California CPE: Gossip of railwaymen
From time to time I share bits of other “contact languages” besides Chinook Jargon, to help illustrate that these are typically used in “street” situations.
Today, some reasonably accurately quoted West Coast Chinese Pidgin English from a man whose character came into question by a man portrayed as a gritty detective, with a couple of comments afterward.
Gossip of Railwaymen
WHEN Special Agent P. J. Kindelon of the Southern Pacific was bumped into, head foremost, by a Chinese who had been expelled from an office on the eleventh floor of the Flood building, evidently by a violent kick, he was certainly startled and also hurt.
No man likes to have a battering ram assail him in the regions of digestion, and after the special agent had recovered his poise and also his dignity he said:
“What’s the matter, John?”
“My name no John, you sabbee,” replied the Chinese with even more dignity than the chief himself.
“Well, what’s the matter?”
“You lailload man, eh?“
“Some man heap bad lailload man,” sighed the Chinese.

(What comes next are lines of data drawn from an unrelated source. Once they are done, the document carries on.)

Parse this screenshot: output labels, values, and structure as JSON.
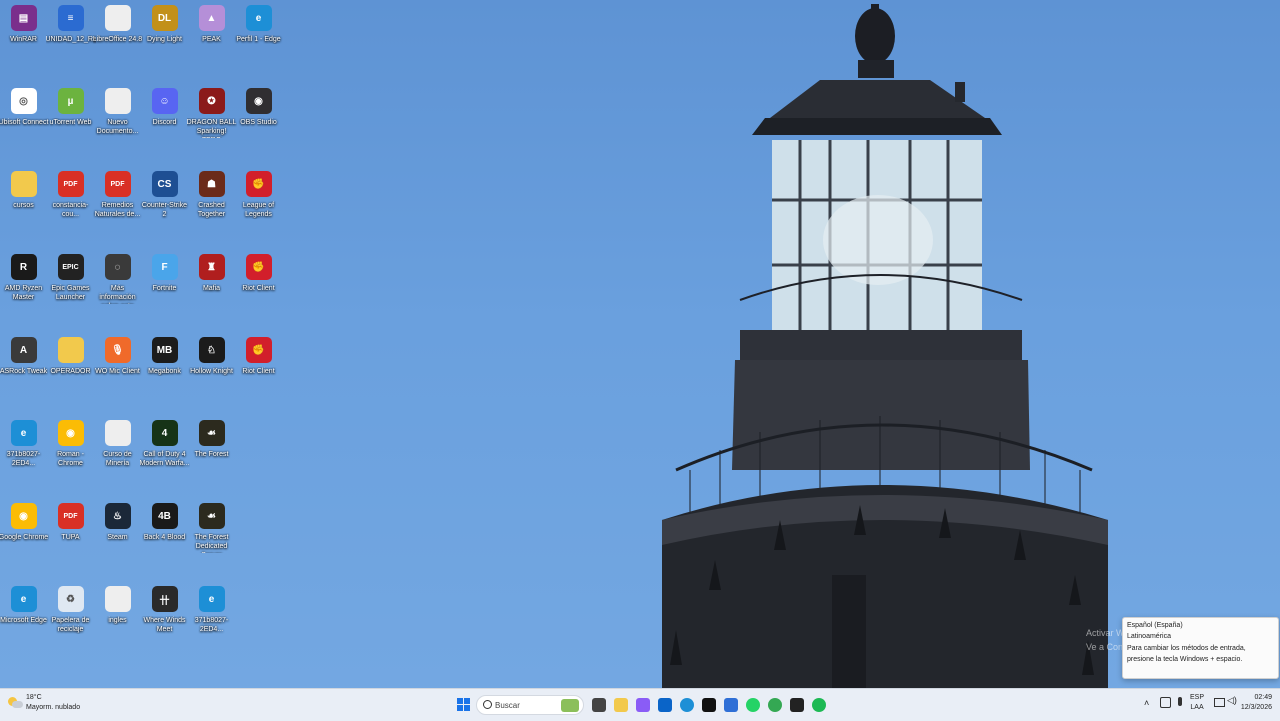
{
  "desktop": {
    "icons": [
      {
        "label": "WinRAR",
        "icon": "winrar-icon",
        "color": "#7a2f8c",
        "glyph": "▤"
      },
      {
        "label": "UNIDAD_12_Ra...",
        "icon": "word-document-icon",
        "color": "#2b6bd1",
        "glyph": "≡"
      },
      {
        "label": "LibreOffice 24.8",
        "icon": "document-icon",
        "color": "#eeeeee",
        "glyph": ""
      },
      {
        "label": "Dying Light",
        "icon": "dying-light-icon",
        "color": "#c2901a",
        "glyph": "DL"
      },
      {
        "label": "PEAK",
        "icon": "peak-game-icon",
        "color": "#b58fd8",
        "glyph": "▲"
      },
      {
        "label": "Perfil 1 - Edge",
        "icon": "edge-icon",
        "color": "#1d8fd6",
        "glyph": "e"
      },
      {
        "label": "Ubisoft Connect",
        "icon": "ubisoft-icon",
        "color": "#ffffff",
        "glyph": "◎"
      },
      {
        "label": "uTorrent Web",
        "icon": "utorrent-icon",
        "color": "#6cb33f",
        "glyph": "µ"
      },
      {
        "label": "Nuevo Documento...",
        "icon": "document-icon",
        "color": "#eeeeee",
        "glyph": ""
      },
      {
        "label": "Discord",
        "icon": "discord-icon",
        "color": "#5865f2",
        "glyph": "☺"
      },
      {
        "label": "DRAGON BALL Sparking! ZERO",
        "icon": "dragon-ball-icon",
        "color": "#8b1a1a",
        "glyph": "✪"
      },
      {
        "label": "OBS Studio",
        "icon": "obs-icon",
        "color": "#302e31",
        "glyph": "◉"
      },
      {
        "label": "cursos",
        "icon": "folder-icon",
        "color": "#f2c94c",
        "glyph": ""
      },
      {
        "label": "constancia-cou...",
        "icon": "pdf-icon",
        "color": "#d93025",
        "glyph": "PDF"
      },
      {
        "label": "Remedios Naturales de...",
        "icon": "pdf-icon",
        "color": "#d93025",
        "glyph": "PDF"
      },
      {
        "label": "Counter-Strike 2",
        "icon": "counter-strike-icon",
        "color": "#1e4f93",
        "glyph": "CS"
      },
      {
        "label": "Crashed Together",
        "icon": "crashed-together-icon",
        "color": "#6b2b1a",
        "glyph": "☗"
      },
      {
        "label": "League of Legends",
        "icon": "riot-client-icon",
        "color": "#d21f2b",
        "glyph": "✊"
      },
      {
        "label": "AMD Ryzen Master",
        "icon": "amd-ryzen-icon",
        "color": "#1a1a1a",
        "glyph": "R"
      },
      {
        "label": "Epic Games Launcher",
        "icon": "epic-games-icon",
        "color": "#222222",
        "glyph": "EPIC"
      },
      {
        "label": "Más información sobre esta ima...",
        "icon": "info-camera-icon",
        "color": "#3a3a3a",
        "glyph": "◌"
      },
      {
        "label": "Fortnite",
        "icon": "fortnite-icon",
        "color": "#4aa5ea",
        "glyph": "F"
      },
      {
        "label": "Mafia",
        "icon": "mafia-icon",
        "color": "#b01e1e",
        "glyph": "♜"
      },
      {
        "label": "Riot Client",
        "icon": "riot-client-icon",
        "color": "#d21f2b",
        "glyph": "✊"
      },
      {
        "label": "ASRock Tweak",
        "icon": "asrock-icon",
        "color": "#3a3a3a",
        "glyph": "A"
      },
      {
        "label": "OPERADOR",
        "icon": "folder-icon",
        "color": "#f2c94c",
        "glyph": ""
      },
      {
        "label": "WO Mic Client",
        "icon": "microphone-icon",
        "color": "#f06a2a",
        "glyph": "🎙"
      },
      {
        "label": "Megabonk",
        "icon": "megabonk-icon",
        "color": "#1c1c1c",
        "glyph": "MB"
      },
      {
        "label": "Hollow Knight",
        "icon": "hollow-knight-icon",
        "color": "#1b1b1b",
        "glyph": "♘"
      },
      {
        "label": "Riot Client",
        "icon": "riot-client-icon",
        "color": "#d21f2b",
        "glyph": "✊"
      },
      {
        "label": "371b8027-2ED4...",
        "icon": "edge-icon",
        "color": "#1d8fd6",
        "glyph": "e"
      },
      {
        "label": "Roman - Chrome",
        "icon": "chrome-icon",
        "color": "#fbbc05",
        "glyph": "◉"
      },
      {
        "label": "Curso de Minería",
        "icon": "document-icon",
        "color": "#eeeeee",
        "glyph": ""
      },
      {
        "label": "Call of Duty 4 Modern Warfa...",
        "icon": "call-of-duty-icon",
        "color": "#163317",
        "glyph": "4"
      },
      {
        "label": "The Forest",
        "icon": "the-forest-icon",
        "color": "#2c2a1e",
        "glyph": "☙"
      },
      {
        "label": "",
        "icon": "",
        "color": "",
        "glyph": ""
      },
      {
        "label": "Google Chrome",
        "icon": "chrome-icon",
        "color": "#fbbc05",
        "glyph": "◉"
      },
      {
        "label": "TUPA",
        "icon": "pdf-icon",
        "color": "#d93025",
        "glyph": "PDF"
      },
      {
        "label": "Steam",
        "icon": "steam-icon",
        "color": "#1b2838",
        "glyph": "♨"
      },
      {
        "label": "Back 4 Blood",
        "icon": "back-4-blood-icon",
        "color": "#1a1a1a",
        "glyph": "4B"
      },
      {
        "label": "The Forest Dedicated Server",
        "icon": "the-forest-icon",
        "color": "#2c2a1e",
        "glyph": "☙"
      },
      {
        "label": "",
        "icon": "",
        "color": "",
        "glyph": ""
      },
      {
        "label": "Microsoft Edge",
        "icon": "edge-icon",
        "color": "#1d8fd6",
        "glyph": "e"
      },
      {
        "label": "Papelera de reciclaje",
        "icon": "recycle-bin-icon",
        "color": "#dfe8f2",
        "glyph": "♻"
      },
      {
        "label": "ingles",
        "icon": "document-icon",
        "color": "#eeeeee",
        "glyph": ""
      },
      {
        "label": "Where Winds Meet",
        "icon": "where-winds-meet-icon",
        "color": "#2a2a2a",
        "glyph": "卄"
      },
      {
        "label": "371b8027-2ED4...",
        "icon": "edge-icon",
        "color": "#1d8fd6",
        "glyph": "e"
      },
      {
        "label": "",
        "icon": "",
        "color": "",
        "glyph": ""
      }
    ]
  },
  "watermark": {
    "line1": "Activar Windows",
    "line2": "Ve a Configuración para activar Windows."
  },
  "toast": {
    "title": "Español (España)",
    "subtitle": "Latinoamérica",
    "body": "Para cambiar los métodos de entrada, presione la tecla Windows + espacio."
  },
  "taskbar": {
    "weather": {
      "temp": "18°C",
      "condition": "Mayorm. nublado"
    },
    "search_placeholder": "Buscar",
    "apps": [
      {
        "name": "task-view",
        "color": "#444444"
      },
      {
        "name": "file-explorer",
        "color": "#f2c94c"
      },
      {
        "name": "copilot",
        "color": "#8a5cf6"
      },
      {
        "name": "outlook",
        "color": "#0a64c8"
      },
      {
        "name": "edge",
        "color": "#1d8fd6"
      },
      {
        "name": "capcut",
        "color": "#111111"
      },
      {
        "name": "microsoft-store",
        "color": "#2f6fd6"
      },
      {
        "name": "whatsapp",
        "color": "#25d366"
      },
      {
        "name": "chrome",
        "color": "#34a853"
      },
      {
        "name": "chatgpt",
        "color": "#222222"
      },
      {
        "name": "spotify",
        "color": "#1db954"
      }
    ],
    "language": {
      "line1": "ESP",
      "line2": "LAA"
    },
    "clock": {
      "time": "02:49",
      "date": "12/3/2026"
    }
  }
}
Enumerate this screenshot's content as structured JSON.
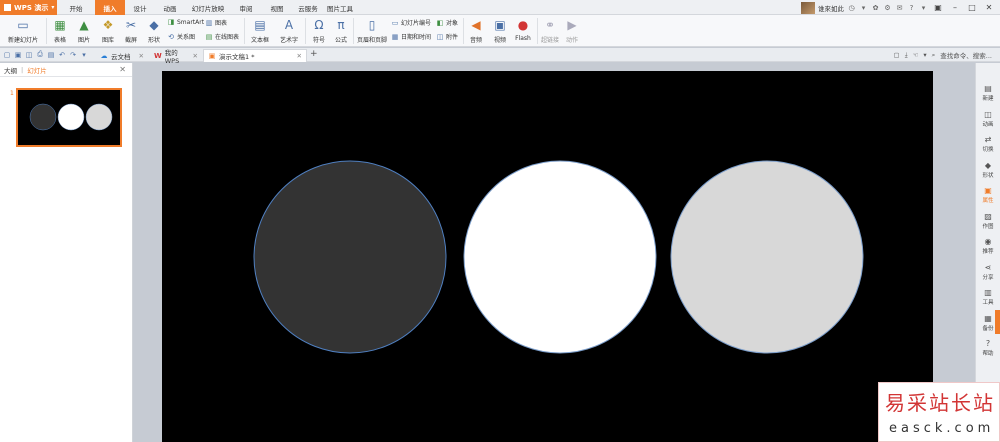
{
  "app": {
    "name": "WPS 演示"
  },
  "ribbon_tabs": [
    "开始",
    "插入",
    "设计",
    "动画",
    "幻灯片放映",
    "审阅",
    "视图",
    "云服务",
    "图片工具"
  ],
  "active_ribbon_tab": "插入",
  "user": {
    "name": "谁來如此"
  },
  "toolbar": {
    "new_slide": "新建幻灯片",
    "table": "表格",
    "picture": "图片",
    "gallery": "图库",
    "screenshot": "截屏",
    "shape": "形状",
    "smartart": "SmartArt",
    "chart": "图表",
    "relation": "关系图",
    "online_chart": "在线图表",
    "textbox": "文本框",
    "wordart": "艺术字",
    "symbol": "符号",
    "formula": "公式",
    "header_footer": "页眉和页脚",
    "slide_number": "幻灯片编号",
    "object": "对象",
    "datetime": "日期和时间",
    "attachment": "附件",
    "audio": "音频",
    "video": "视频",
    "flash": "Flash",
    "hyperlink": "超链接",
    "action": "动作"
  },
  "doc_tabs": [
    {
      "label": "云文档"
    },
    {
      "label": "我的WPS"
    },
    {
      "label": "演示文稿1 *"
    }
  ],
  "search": {
    "placeholder": "查找命令、搜索..."
  },
  "left_pane": {
    "tab_outline": "大纲",
    "tab_slides": "幻灯片",
    "slide_number": "1"
  },
  "slide": {
    "background": "#000000",
    "shapes": [
      {
        "type": "circle",
        "fill": "#333333",
        "stroke": "#4f7fc0"
      },
      {
        "type": "circle",
        "fill": "#ffffff",
        "stroke": "#7a9cc9"
      },
      {
        "type": "circle",
        "fill": "#d8d8d8",
        "stroke": "#7a9cc9"
      }
    ]
  },
  "right_sidebar": [
    "新建",
    "动画",
    "切换",
    "形状",
    "属性",
    "作图",
    "推荐",
    "分享",
    "工具",
    "备份",
    "帮助"
  ],
  "right_sidebar_active": "属性",
  "watermark": {
    "title": "易采站长站",
    "domain": "easck.com"
  },
  "colors": {
    "accent": "#f07c2a"
  }
}
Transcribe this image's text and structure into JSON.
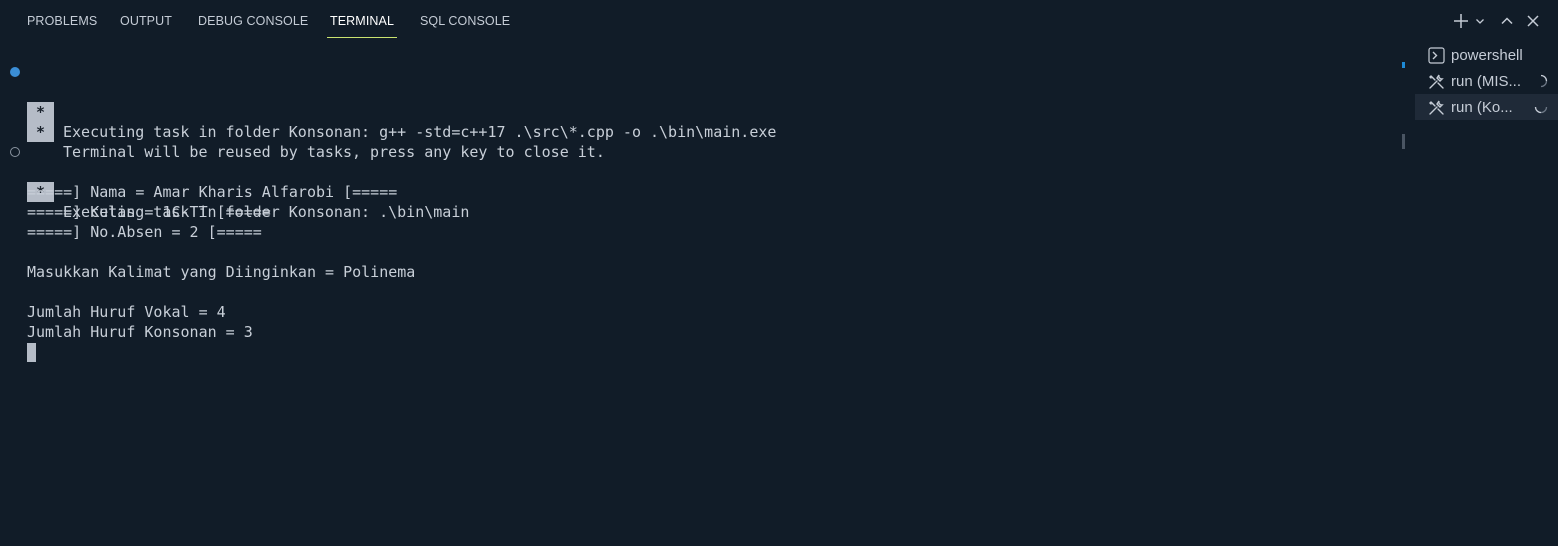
{
  "tabs": [
    {
      "label": "PROBLEMS"
    },
    {
      "label": "OUTPUT"
    },
    {
      "label": "DEBUG CONSOLE"
    },
    {
      "label": "TERMINAL",
      "active": true
    },
    {
      "label": "SQL CONSOLE"
    }
  ],
  "actions": {
    "icons": [
      "plus-icon",
      "chevron-down-icon",
      "chevron-up-icon",
      "close-icon"
    ]
  },
  "terminal": {
    "task_lines": [
      {
        "badge": "*",
        "text": "Executing task in folder Konsonan: g++ -std=c++17 .\\src\\*.cpp -o .\\bin\\main.exe",
        "decoration": "filled"
      },
      {
        "badge": "*",
        "text": "Terminal will be reused by tasks, press any key to close it.",
        "decoration": "none"
      },
      {
        "badge": "*",
        "text": "Executing task in folder Konsonan: .\\bin\\main",
        "decoration": "hollow"
      }
    ],
    "output_lines": [
      "=====] Nama = Amar Kharis Alfarobi [=====",
      "=====] Kelas = 1C-TT [=====",
      "=====] No.Absen = 2 [=====",
      "Masukkan Kalimat yang Diinginkan = Polinema",
      "Jumlah Huruf Vokal = 4",
      "Jumlah Huruf Konsonan = 3"
    ]
  },
  "terminal_list": [
    {
      "label": "powershell",
      "icon": "terminal-icon",
      "selected": false,
      "loading": false
    },
    {
      "label": "run (MIS...",
      "icon": "tools-icon",
      "selected": false,
      "loading": true
    },
    {
      "label": "run (Ko...",
      "icon": "tools-icon",
      "selected": true,
      "loading": true
    }
  ],
  "colors": {
    "background": "#111c28",
    "active_tab_underline": "#c9e36f",
    "decoration_filled": "#3b8ed6",
    "scroll_marker": "#1e8ad6"
  }
}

“Who are you?” inquired the chief. He felt sorry, thinking the celestial might have met William Hood and asked him when a train started for Milpitas.
“I laundryman.” and the Chinese shrugged his shoulders.
“Wanted to collect a bill, eh, and got kicked for your pains, eh? Well, you heathen, don’t you know that an office is no place to collect bills? Get out of here!”
Then Kindelon saw him on the eighth floor, the intellectual floor of the Flood building, still apparently collecting bills.
“Got bills here, too?” asked Kindelon.
“Evely place,” chirruped the Chinese.
A little later the Chinese again made a rapid exit from an office.
“Now these chaps are not engineers given to bad expressions and actions,” remarked Kindelon to himself. “I’ll have that fellow examined.”
When Kindelon got him in his office the Chinese gave a list of officials who owed him money for laundry and from whom he was trying to collect.
Notwithstanding his remarks Kindelon searched him and found lottery tickets in his possession.
“Be sport,” said the Chinese. “Take $50, let me go.“
— from the San Francisco (CA) Call of February 24, 1909, page 6, column 4
Those couple of notes:
This railway cop P.J. Kindelon may be the Patrick Kindelon (1848-1919) who died “under mysterious circumstances in Golden Gate Park“. He must’ve been a well-known local character, as you can find plenty of mentions of him with ease by googling. I even encountered an auction for an Irish horseshoe-themed invitation card to a banquet in his honor.
The Chinese Pidgin English word “lailload” coincidentally has the exact same pronunciation as the loan-word for a “train” into Ay’ajuthem (Comox) Salish of Vancouver Island’s north coast, in Canada. And Chinese immigrants formed the majority of the labor force that built the railroads out West. (“Between 1881 and 1884, as many as 17 000 Chinese men came to B.C. to work as labourers on the Canadian Pacific Railway.” — The Kids’ Site of Canadian Settlement) (“Railway operations on Vancouver Island date from the 1860s.” — Vancouver Island Railroads)